The basic inventive concept here disclosed and claimed is intended in its broader aspects to apply to end terminations for MI cable.
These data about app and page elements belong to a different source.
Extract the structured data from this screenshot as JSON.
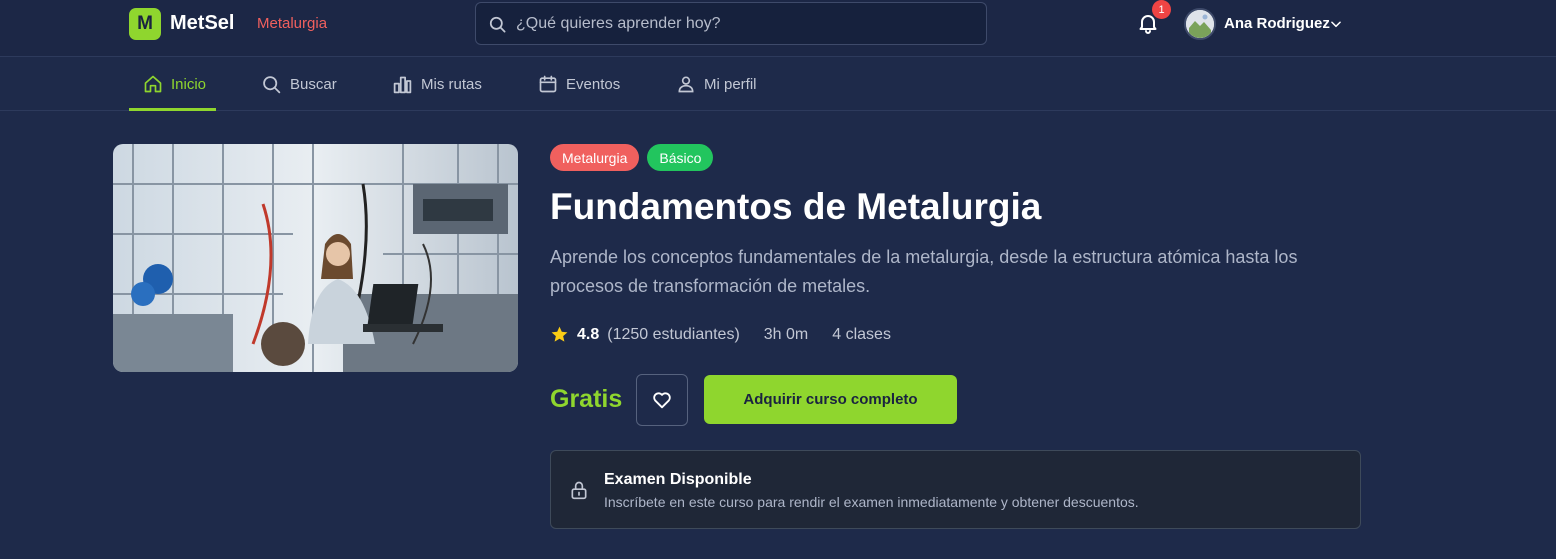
{
  "header": {
    "logo_letter": "M",
    "brand": "MetSel",
    "brand_tag": "Metalurgia",
    "search_placeholder": "¿Qué quieres aprender hoy?",
    "notification_count": "1",
    "user_name": "Ana Rodriguez"
  },
  "nav": {
    "items": [
      {
        "label": "Inicio",
        "icon": "home-icon",
        "active": true
      },
      {
        "label": "Buscar",
        "icon": "search-icon"
      },
      {
        "label": "Mis rutas",
        "icon": "chart-icon"
      },
      {
        "label": "Eventos",
        "icon": "calendar-icon"
      },
      {
        "label": "Mi perfil",
        "icon": "user-icon"
      }
    ]
  },
  "course": {
    "category": "Metalurgia",
    "level": "Básico",
    "title": "Fundamentos de Metalurgia",
    "description": "Aprende los conceptos fundamentales de la metalurgia, desde la estructura atómica hasta los procesos de transformación de metales.",
    "rating": "4.8",
    "students": "(1250 estudiantes)",
    "duration": "3h 0m",
    "classes": "4 clases",
    "price": "Gratis",
    "buy_label": "Adquirir curso completo"
  },
  "exam": {
    "title": "Examen Disponible",
    "subtitle": "Inscríbete en este curso para rendir el examen inmediatamente y obtener descuentos."
  },
  "colors": {
    "accent": "#8fd62e",
    "category": "#f0605e",
    "level": "#22c55e",
    "background": "#1e2a4a"
  }
}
It is also intended to apply to insulators made up of more than two sections in order to terminate MI cable and the like which have more than two conductors.
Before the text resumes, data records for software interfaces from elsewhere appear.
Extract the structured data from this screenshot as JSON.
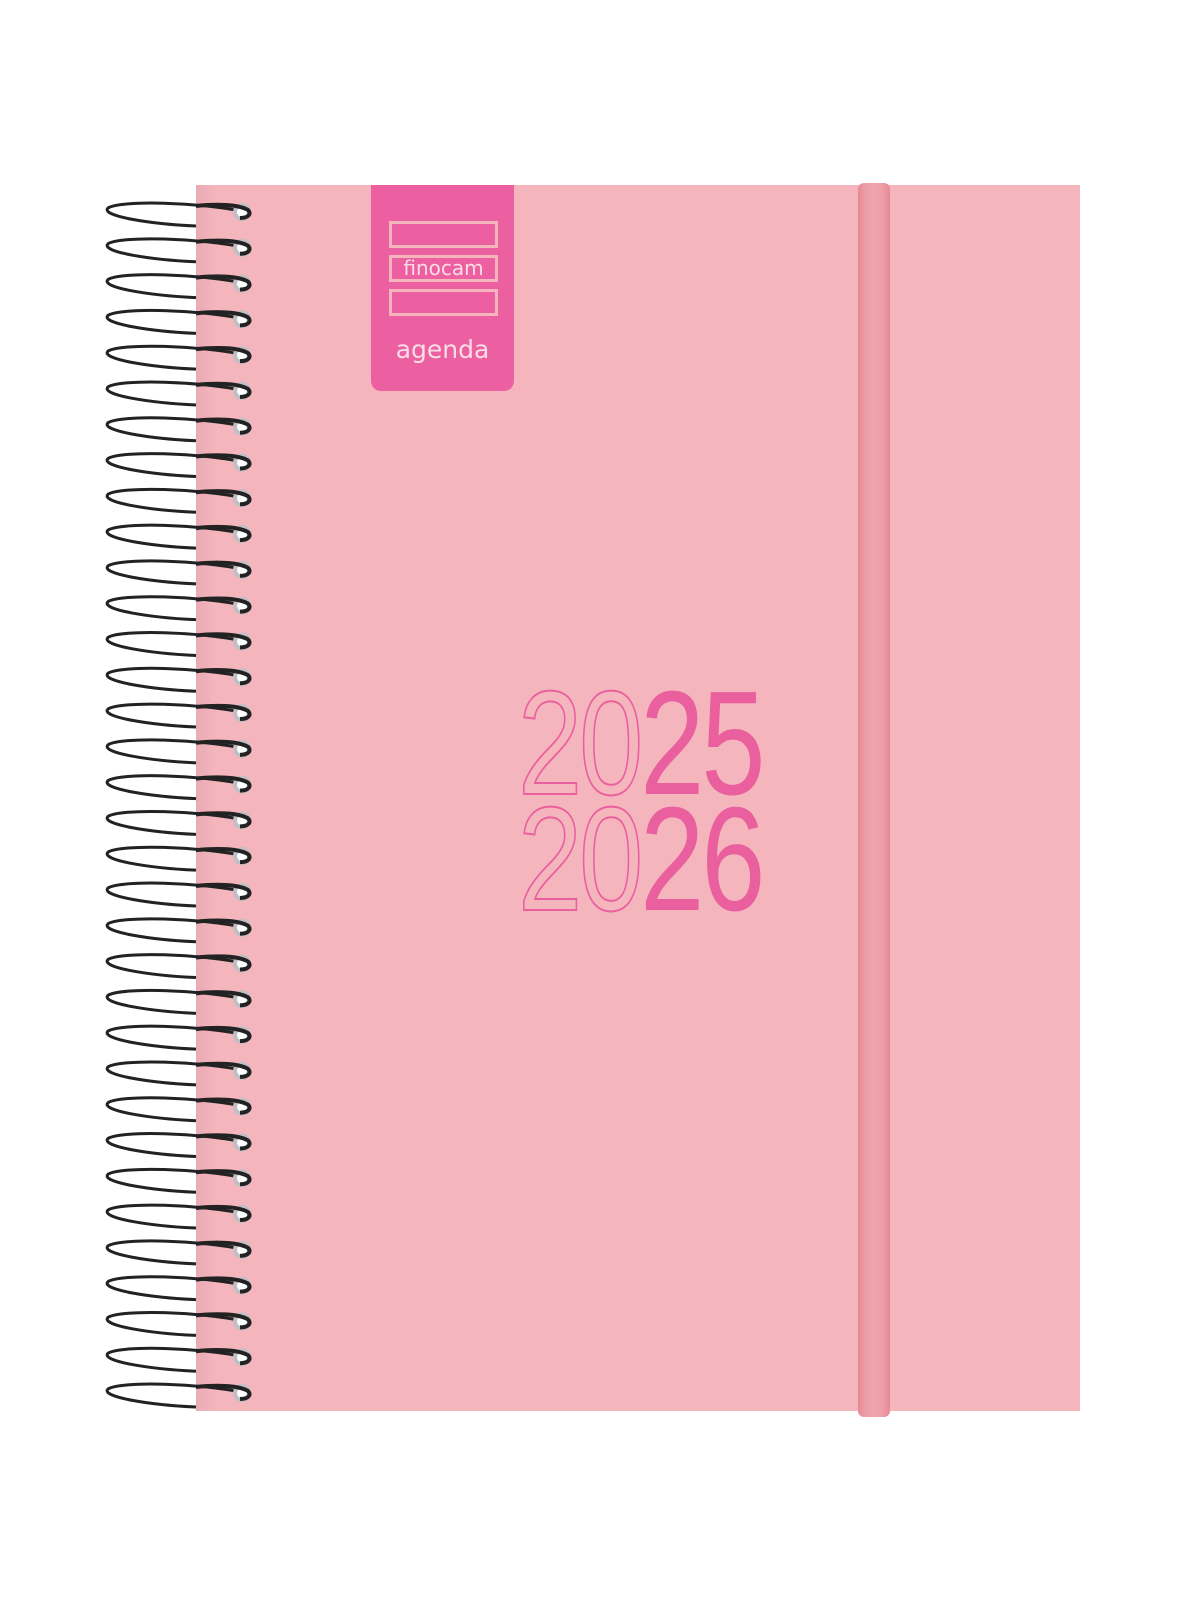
{
  "product": {
    "brand": "finocam",
    "product_word": "agenda",
    "years": [
      {
        "outline": "20",
        "solid": "25"
      },
      {
        "outline": "20",
        "solid": "26"
      }
    ]
  },
  "colors": {
    "cover": "#f5b5bd",
    "accent": "#ea5f9e",
    "elastic": "#ee9ea8",
    "wire": "#222222"
  },
  "spiral": {
    "ring_count": 34
  }
}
We claim:

1. An electrical connection joining conductors of metalsheathed, mineral insulated cables comprising at least one internal sleeve joining said conductors, an insulator covering each sleeve and adjacent portions of said conductors, an outer shell covering said insulator and said sheathing at either end of said connection and being crimped into a mechanically strong vapor tight seal, said insulator comprising preformed sections made from a nonhydroscopic, dielectric, refractory material, said sections being shaped to join together about all internal sleeves to space them from any adjacent conductive elements by the refractory material of said sections, the mating faces of said sections being large enough and the lead holes for said conductors into said sleeves being long enough to prevent voltage breakdown between any sleeve and adjacent conductive elements.

2. A connection as claimed in claim 1 for use on mineral-insulated heater cables wherein said refractory material is a mechanically strong, solid ceramic having a thermal conductivity and giving a dielectric strength of at least substantially the same order as the mineral insulation of the mineral insulated cable and wherein said sections fit reasonably closely about any sleeve within said termination whereby heat conduction through said insulator is substantially maximized.

3. An electrical connection splicing conductors of externally metal sheathed, internally mineral insulated cables comprising a sleeve crimped to splice said conductors, an insulator covering each sleeve and adjacent portions of said conductors, an outer shell covering said insulator and said sheathing at either end of said connection and being crimped into a mechanically strong vapor tight seal, said insulator comprising identical preformed sections made from a nonhydroscopic, dielectric, mechanically strong solid ceramic having a thermal conductivity and giving a dielectric strength of at least substantially the same order as the mineral insulation of the mineral insulated cable, each of said sections being shaped as a cylindrical half-shell with hollows to closely receive said sleeve and space it from any adjacent conductive elements, the mating faces joining said sections being heveled to extend these interfaces enough and the lead holes for said conductors being long enough to prevent voltage breakdown between said sleeve and adjacent conductive elements.

References Cited UNITED STATES PATENTS 288,311 11/1883 Cobb 174-92 433,922 8/1890 Wiley et a1. 17484 1,519,108 12/1924 Brooke. 2,424,008 7/1947 Wayman 174155 DARRELL L. CLAY, Primary Examiner.

US. Cl. X.R.

Patent Citations
Cited PatentFiling datePublication dateApplicantTitle
US288311 *Jun 1, 1883Nov 13, 1883 Subteeeanean line of electeic wiees
US433922 *Mar 27, 1890Aug 5, 1890The Standard UnderAnd edward g
US1519108 *Jul 5, 1923Dec 16, 1924Brooke Lloyd ACoupling for armored cables
US2424008 *Oct 6, 1942Jul 15, 1947Wayman Albert JCable rack
Referenced by
Citing PatentFiling datePublication dateApplicantTitle
US3721002 *May 15, 1970Mar 20, 1973Pugh PHigh voltage cable splicing and terminating methods
US3836699 *Sep 10, 1973Sep 17, 1974Thermon Mfg CoInsulated electrical connection
US3951503 *Nov 4, 1974Apr 20, 1976Caulkins Robert MCable splice assembly for multiconductor cables
US4408092 *Feb 4, 1982Oct 4, 1983Camco, IncorporatedElectrical feedthrough
US4477132 *Oct 6, 1982Oct 16, 1984Amp IncorporatedConnector for twin axial cable
US4778948 *Jul 9, 1987Oct 18, 1988Raychem LimitedCable joint
US7622677 *Sep 26, 2007Nov 24, 2009Accutru International CorporationMineral insulated metal sheathed cable connector and method of forming the connector
EP1422542A1 *Nov 13, 2003May 26, 2004NexansTemperature resistant connection housing for fibre optic cables
U.S. Classification174/88.00R, 174/77.00R, 338/239
International ClassificationH02G15/10
Cooperative ClassificationH02G15/10
European ClassificationH02G15/10